* WHAT IS REQUIRED:
Please retype every record below exactly, leaving the pictures out.

[DATA UNDER STUDY]

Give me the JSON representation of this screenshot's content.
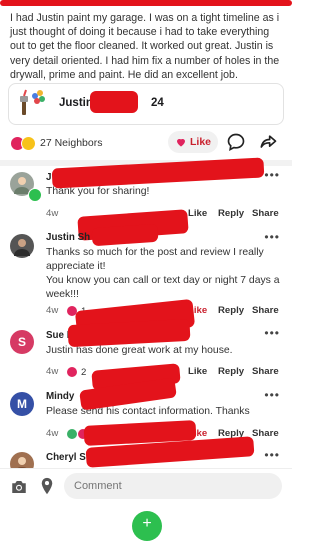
{
  "post": {
    "body": "I had Justin paint my garage. I was on a tight timeline as i just thought of doing it because i had to take everything out to get the floor cleaned.  It worked out great. Justin is very detail oriented. I had him fix a number of holes in the drywall, prime and paint.  He did an excellent job.",
    "business_name": "Justin",
    "business_rating": "24"
  },
  "reactions": {
    "count": "27 Neighbors"
  },
  "actions": {
    "like_label": "Like"
  },
  "comments": [
    {
      "name": "J",
      "body": "Thank you for sharing!",
      "time": "4w",
      "reaction_count": "",
      "like": "Like",
      "reply": "Reply",
      "share": "Share"
    },
    {
      "name": "Justin Sh",
      "body": "Thanks so much for the post and review I really appreciate it!\nYou know you can call or text day or night 7 days a week!!!",
      "time": "4w",
      "reaction_count": "1",
      "like": "Like",
      "reply": "Reply",
      "share": "Share"
    },
    {
      "name": "Sue Fi",
      "initial": "S",
      "body": "Justin has done great work at my house.",
      "time": "4w",
      "reaction_count": "2",
      "like": "Like",
      "reply": "Reply",
      "share": "Share"
    },
    {
      "name": "Mindy",
      "initial": "M",
      "body": "Please send his contact information. Thanks",
      "time": "4w",
      "reaction_count": "2",
      "like": "Like",
      "reply": "Reply",
      "share": "Share"
    },
    {
      "name": "Cheryl S"
    }
  ],
  "composer": {
    "placeholder": "Comment"
  },
  "colors": {
    "accent_red": "#c9212e",
    "brand_green": "#2dbf4f",
    "avatar_s": "#d63a64",
    "avatar_m": "#3550a6"
  }
}
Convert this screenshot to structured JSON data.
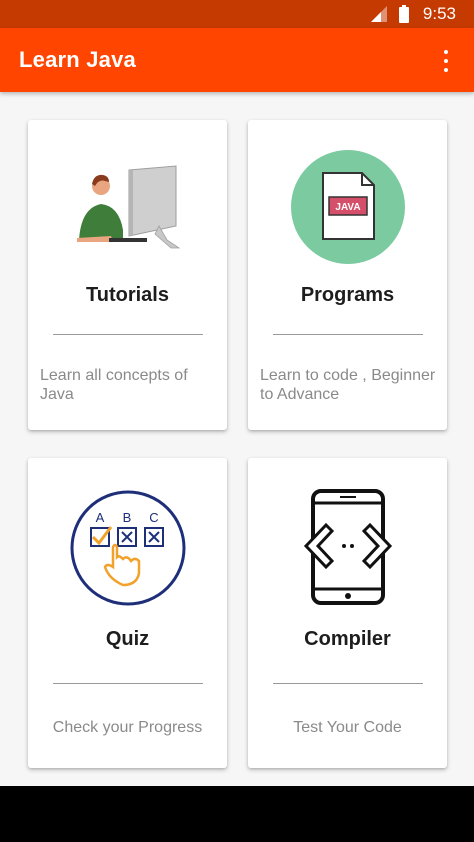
{
  "status_bar": {
    "time": "9:53",
    "signal_icon": "signal-icon",
    "battery_icon": "battery-icon"
  },
  "app_bar": {
    "title": "Learn Java",
    "menu_icon": "more-vert-icon",
    "color": "#ff4500"
  },
  "cards": [
    {
      "title": "Tutorials",
      "description": "Learn all concepts of Java",
      "icon": "person-computer-icon"
    },
    {
      "title": "Programs",
      "description": "Learn to code , Beginner to Advance",
      "icon": "java-file-icon",
      "badge": "JAVA"
    },
    {
      "title": "Quiz",
      "description": "Check your Progress",
      "icon": "quiz-abc-icon",
      "letters": [
        "A",
        "B",
        "C"
      ]
    },
    {
      "title": "Compiler",
      "description": "Test Your Code",
      "icon": "phone-code-icon"
    }
  ]
}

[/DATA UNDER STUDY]

* EXPECTED OUTPUT:
Give me the JSON representation of this screenshot's content.
{
  "post": {
    "body": "I had Justin paint my garage. I was on a tight timeline as i just thought of doing it because i had to take everything out to get the floor cleaned.  It worked out great. Justin is very detail oriented. I had him fix a number of holes in the drywall, prime and paint.  He did an excellent job.",
    "business_name": "Justin",
    "business_rating": "24"
  },
  "reactions": {
    "count": "27 Neighbors"
  },
  "actions": {
    "like_label": "Like"
  },
  "comments": [
    {
      "name": "J",
      "body": "Thank you for sharing!",
      "time": "4w",
      "reaction_count": "",
      "like": "Like",
      "reply": "Reply",
      "share": "Share"
    },
    {
      "name": "Justin Sh",
      "body": "Thanks so much for the post and review I really appreciate it!\nYou know you can call or text day or night 7 days a week!!!",
      "time": "4w",
      "reaction_count": "1",
      "like": "Like",
      "reply": "Reply",
      "share": "Share"
    },
    {
      "name": "Sue Fi",
      "initial": "S",
      "body": "Justin has done great work at my house.",
      "time": "4w",
      "reaction_count": "2",
      "like": "Like",
      "reply": "Reply",
      "share": "Share"
    },
    {
      "name": "Mindy",
      "initial": "M",
      "body": "Please send his contact information. Thanks",
      "time": "4w",
      "reaction_count": "2",
      "like": "Like",
      "reply": "Reply",
      "share": "Share"
    },
    {
      "name": "Cheryl S"
    }
  ],
  "composer": {
    "placeholder": "Comment"
  },
  "colors": {
    "accent_red": "#c9212e",
    "brand_green": "#2dbf4f",
    "avatar_s": "#d63a64",
    "avatar_m": "#3550a6"
  }
}
Convert this screenshot to structured JSON data.
{
  "status_bar": {
    "time": "9:53",
    "signal_icon": "signal-icon",
    "battery_icon": "battery-icon"
  },
  "app_bar": {
    "title": "Learn Java",
    "menu_icon": "more-vert-icon",
    "color": "#ff4500"
  },
  "cards": [
    {
      "title": "Tutorials",
      "description": "Learn all concepts of Java",
      "icon": "person-computer-icon"
    },
    {
      "title": "Programs",
      "description": "Learn to code , Beginner to Advance",
      "icon": "java-file-icon",
      "badge": "JAVA"
    },
    {
      "title": "Quiz",
      "description": "Check your Progress",
      "icon": "quiz-abc-icon",
      "letters": [
        "A",
        "B",
        "C"
      ]
    },
    {
      "title": "Compiler",
      "description": "Test Your Code",
      "icon": "phone-code-icon"
    }
  ]
}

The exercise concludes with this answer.